Now it’s time to make the holes: The inlet hole and exit hole. Take the 12″x12″ piece and make a hole in the center of it. Make sure that this hole is big enough for your inlet tube to fit through snugly.

For the other hole, the exit hole, make a small hole on one side of the styrofoam (one of the 14″x14″ pieces). This will be where the outlet tube attaches.

Step 3

Now it’s time to start putting everything together. First, take the two 14″x14″ pieces and attach them together using the PVC coupling. Do this for all four sides. Now you should have a big box with an open top.

You will need another styrofoam piece that will seal the top so that the smoke doesn’t escape once it gets into the chamber. You can use any other lid if you want.

Step 4

Now you will need to prepare the fan chamber at the bottom of the cooler. Cut a hole in one of the 14″x14″ pieces, big enough for the fan to fit through.

Attach the fan to the battery using duct tape. Make sure that the wires don’t touch each other as this could cause a short circuit. Once you have done this, put the fan assembly into the hole you cut earlier.

Step 5

This is where you put everything together. First, take the inlet tube and attach it to the hole you made on the top piece of styrofoam. Make sure that it is a snug fit so that no smoke escapes.

Next, take the outlet tube and attach it to the hole on the side of the chamber. Again, make sure that it is a snug fit.

Now, put the top piece of styrofoam on the chamber and seal it with duct tape. Make sure that all the holes are sealed so that no smoke escapes.

Step 6

You’re almost done! The last thing you need to do is add ice to the chamber. You will need around five pounds of ice, or enough to fill the chamber.
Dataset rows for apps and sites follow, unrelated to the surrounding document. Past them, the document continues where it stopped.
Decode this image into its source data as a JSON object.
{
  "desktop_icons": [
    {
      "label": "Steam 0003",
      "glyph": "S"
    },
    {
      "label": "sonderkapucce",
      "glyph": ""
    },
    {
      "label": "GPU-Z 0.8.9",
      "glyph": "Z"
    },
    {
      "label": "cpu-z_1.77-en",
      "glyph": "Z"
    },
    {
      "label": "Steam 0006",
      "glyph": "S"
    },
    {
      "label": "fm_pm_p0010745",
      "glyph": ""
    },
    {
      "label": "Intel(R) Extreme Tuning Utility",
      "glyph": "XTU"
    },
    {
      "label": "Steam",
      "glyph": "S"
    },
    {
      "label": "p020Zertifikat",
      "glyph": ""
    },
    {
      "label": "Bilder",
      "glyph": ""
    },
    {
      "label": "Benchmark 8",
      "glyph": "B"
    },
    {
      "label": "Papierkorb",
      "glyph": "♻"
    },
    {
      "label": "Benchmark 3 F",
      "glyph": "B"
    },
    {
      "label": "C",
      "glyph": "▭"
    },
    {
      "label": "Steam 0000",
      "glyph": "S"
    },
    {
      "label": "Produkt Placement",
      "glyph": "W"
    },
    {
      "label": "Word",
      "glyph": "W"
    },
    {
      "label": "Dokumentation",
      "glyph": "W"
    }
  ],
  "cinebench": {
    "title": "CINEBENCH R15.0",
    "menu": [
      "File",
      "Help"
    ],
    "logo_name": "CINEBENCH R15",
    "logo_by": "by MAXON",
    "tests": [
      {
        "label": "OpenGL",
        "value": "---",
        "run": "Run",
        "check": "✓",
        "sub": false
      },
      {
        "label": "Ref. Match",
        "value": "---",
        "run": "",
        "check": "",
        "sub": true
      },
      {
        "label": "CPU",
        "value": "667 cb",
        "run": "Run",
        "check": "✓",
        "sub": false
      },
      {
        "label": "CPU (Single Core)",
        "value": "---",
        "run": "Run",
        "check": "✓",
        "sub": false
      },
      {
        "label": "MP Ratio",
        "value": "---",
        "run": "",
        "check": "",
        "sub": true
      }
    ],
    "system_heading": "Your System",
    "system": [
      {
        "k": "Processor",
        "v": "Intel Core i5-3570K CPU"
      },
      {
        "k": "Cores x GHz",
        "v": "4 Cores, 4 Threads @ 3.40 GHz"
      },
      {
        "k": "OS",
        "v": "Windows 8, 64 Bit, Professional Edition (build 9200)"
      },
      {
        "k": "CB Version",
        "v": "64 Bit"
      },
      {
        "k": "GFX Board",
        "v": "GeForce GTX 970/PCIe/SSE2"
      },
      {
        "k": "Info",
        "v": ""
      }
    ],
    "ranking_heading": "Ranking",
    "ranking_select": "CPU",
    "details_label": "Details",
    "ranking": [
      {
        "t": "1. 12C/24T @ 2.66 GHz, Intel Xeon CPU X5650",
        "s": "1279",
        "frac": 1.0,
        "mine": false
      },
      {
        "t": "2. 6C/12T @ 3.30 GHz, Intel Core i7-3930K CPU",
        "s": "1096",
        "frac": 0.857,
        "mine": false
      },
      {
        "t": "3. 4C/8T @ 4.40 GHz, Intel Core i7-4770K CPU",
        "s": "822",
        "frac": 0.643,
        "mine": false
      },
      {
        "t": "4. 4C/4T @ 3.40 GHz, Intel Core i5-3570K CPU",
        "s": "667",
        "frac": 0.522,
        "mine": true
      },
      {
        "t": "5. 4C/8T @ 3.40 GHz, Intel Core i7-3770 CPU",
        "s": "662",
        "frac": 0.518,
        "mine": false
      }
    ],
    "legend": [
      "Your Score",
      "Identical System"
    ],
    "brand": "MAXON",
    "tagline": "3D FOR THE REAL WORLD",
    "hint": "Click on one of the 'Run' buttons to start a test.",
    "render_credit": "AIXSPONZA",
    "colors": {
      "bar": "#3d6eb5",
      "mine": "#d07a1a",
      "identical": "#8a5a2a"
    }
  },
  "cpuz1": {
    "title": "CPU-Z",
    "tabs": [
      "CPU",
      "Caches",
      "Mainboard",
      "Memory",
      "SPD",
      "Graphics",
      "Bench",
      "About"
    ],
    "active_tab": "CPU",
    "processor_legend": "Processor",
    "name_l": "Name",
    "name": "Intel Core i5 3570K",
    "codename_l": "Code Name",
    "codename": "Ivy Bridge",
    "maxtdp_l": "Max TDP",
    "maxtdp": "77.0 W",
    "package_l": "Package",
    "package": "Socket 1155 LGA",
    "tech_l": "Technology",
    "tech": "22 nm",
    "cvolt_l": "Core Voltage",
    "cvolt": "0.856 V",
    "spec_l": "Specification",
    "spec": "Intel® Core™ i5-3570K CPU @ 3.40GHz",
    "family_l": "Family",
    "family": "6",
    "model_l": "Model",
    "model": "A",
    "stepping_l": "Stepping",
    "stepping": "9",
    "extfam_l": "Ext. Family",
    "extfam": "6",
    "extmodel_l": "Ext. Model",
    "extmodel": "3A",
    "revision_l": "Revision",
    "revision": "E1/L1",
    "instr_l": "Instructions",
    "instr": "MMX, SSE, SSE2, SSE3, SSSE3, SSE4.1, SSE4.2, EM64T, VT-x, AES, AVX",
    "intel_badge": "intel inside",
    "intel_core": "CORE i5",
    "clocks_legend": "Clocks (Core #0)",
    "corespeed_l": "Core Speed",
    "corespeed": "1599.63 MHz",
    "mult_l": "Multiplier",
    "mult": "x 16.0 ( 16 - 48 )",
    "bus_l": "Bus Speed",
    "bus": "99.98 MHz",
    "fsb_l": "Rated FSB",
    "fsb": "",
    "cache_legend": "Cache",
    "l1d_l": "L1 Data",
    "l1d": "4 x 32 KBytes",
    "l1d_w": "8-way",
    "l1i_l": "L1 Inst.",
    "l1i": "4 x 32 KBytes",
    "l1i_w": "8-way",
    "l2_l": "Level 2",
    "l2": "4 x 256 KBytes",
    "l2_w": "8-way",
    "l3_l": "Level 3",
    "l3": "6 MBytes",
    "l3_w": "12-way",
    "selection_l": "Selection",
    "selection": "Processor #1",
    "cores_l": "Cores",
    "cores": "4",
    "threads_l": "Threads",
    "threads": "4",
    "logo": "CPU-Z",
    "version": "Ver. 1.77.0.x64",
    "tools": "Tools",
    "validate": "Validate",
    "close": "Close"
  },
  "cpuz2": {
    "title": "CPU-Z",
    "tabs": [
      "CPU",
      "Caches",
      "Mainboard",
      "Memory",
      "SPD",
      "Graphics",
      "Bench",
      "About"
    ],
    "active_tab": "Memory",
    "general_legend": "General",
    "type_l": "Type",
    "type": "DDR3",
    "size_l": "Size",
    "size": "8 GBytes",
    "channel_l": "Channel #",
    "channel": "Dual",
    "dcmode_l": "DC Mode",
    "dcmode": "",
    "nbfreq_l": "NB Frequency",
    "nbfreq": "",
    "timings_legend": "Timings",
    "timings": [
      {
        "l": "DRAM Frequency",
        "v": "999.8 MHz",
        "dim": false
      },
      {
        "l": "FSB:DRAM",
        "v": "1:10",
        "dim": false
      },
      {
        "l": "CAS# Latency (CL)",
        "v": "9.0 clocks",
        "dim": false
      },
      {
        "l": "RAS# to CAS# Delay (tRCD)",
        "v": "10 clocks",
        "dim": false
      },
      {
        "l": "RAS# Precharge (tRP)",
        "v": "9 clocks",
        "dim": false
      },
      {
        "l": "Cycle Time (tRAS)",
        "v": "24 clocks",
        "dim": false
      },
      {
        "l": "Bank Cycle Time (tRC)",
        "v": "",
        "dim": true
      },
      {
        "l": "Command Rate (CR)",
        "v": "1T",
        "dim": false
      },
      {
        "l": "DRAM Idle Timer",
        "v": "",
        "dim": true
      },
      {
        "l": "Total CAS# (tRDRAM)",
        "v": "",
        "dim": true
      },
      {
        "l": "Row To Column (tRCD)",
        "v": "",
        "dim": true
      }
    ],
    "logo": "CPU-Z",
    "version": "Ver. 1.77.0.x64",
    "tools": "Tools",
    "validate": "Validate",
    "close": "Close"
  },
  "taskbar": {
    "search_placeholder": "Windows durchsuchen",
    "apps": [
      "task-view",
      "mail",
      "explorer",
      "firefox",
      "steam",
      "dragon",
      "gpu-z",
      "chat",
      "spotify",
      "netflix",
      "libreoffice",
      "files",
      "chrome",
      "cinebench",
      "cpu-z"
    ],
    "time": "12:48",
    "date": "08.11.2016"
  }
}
Once you have added the ice, turn on the fog machine and the fog chiller.

Here’s what’s going to happen:

The DIY fog chiller will produce the same effect as a store-bought chiller or a ground fogger. As the fog from the fog machine enters the fog chiller, it mixes with hot air and therefore, expands.

When it enters the chiller it starts cooling as it mixes with cold air. Now as the cool air sinks, the fog sinks to the bottom of the chamber.

The fog gets colder and colder and sinks even further below the ice. The running fan keeps the fog low and forces it out so it shoots straight out the chamber through the outlet aperture.

So you now have low-lying fog with a normal fog machine. It helps to make sure that you cut holes that are the right size. If the holes are too big, you are not going to have an efficient system.

Note also that the ice starts to melt after some time. So watch out for this and add more ice so that your fog stays low.

If the temperature in your room is too high, you can use a big hose and keep the chiller in a colder place.

How to Make a Fog Chiller: FAQ

Final Thoughts

A fog chiller is a great addition to any Halloween display or party. It’s easy and inexpensive to make, and it will definitely impress your guests. Follow the steps above to create your own fog chiller.

Please be careful and use at your own risk
None of the authors, contributors, administrators, or anyone else connected with Wild Fog, in any way whatsoever, can be responsible for your use of the information contained in or linked from these web pages.